[Records excerpted from a collection]
"""
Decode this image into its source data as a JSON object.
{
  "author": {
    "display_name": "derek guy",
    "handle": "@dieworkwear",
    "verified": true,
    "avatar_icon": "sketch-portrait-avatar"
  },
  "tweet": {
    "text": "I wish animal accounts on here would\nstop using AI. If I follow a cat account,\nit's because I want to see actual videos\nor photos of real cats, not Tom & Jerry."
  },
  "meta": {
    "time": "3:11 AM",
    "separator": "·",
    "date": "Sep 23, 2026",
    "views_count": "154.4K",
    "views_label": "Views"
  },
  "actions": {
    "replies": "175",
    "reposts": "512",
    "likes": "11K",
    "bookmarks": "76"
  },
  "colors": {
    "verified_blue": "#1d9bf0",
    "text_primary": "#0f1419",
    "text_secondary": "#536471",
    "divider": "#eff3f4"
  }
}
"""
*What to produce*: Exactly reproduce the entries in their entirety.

*Solution for this problem*:
Decode this image into its source data as a JSON object.
{
  "author": {
    "display_name": "derek guy",
    "handle": "@dieworkwear",
    "verified": true,
    "avatar_icon": "sketch-portrait-avatar"
  },
  "tweet": {
    "text": "I wish animal accounts on here would\nstop using AI. If I follow a cat account,\nit's because I want to see actual videos\nor photos of real cats, not Tom & Jerry."
  },
  "meta": {
    "time": "3:11 AM",
    "separator": "·",
    "date": "Sep 23, 2026",
    "views_count": "154.4K",
    "views_label": "Views"
  },
  "actions": {
    "replies": "175",
    "reposts": "512",
    "likes": "11K",
    "bookmarks": "76"
  },
  "colors": {
    "verified_blue": "#1d9bf0",
    "text_primary": "#0f1419",
    "text_secondary": "#536471",
    "divider": "#eff3f4"
  }
}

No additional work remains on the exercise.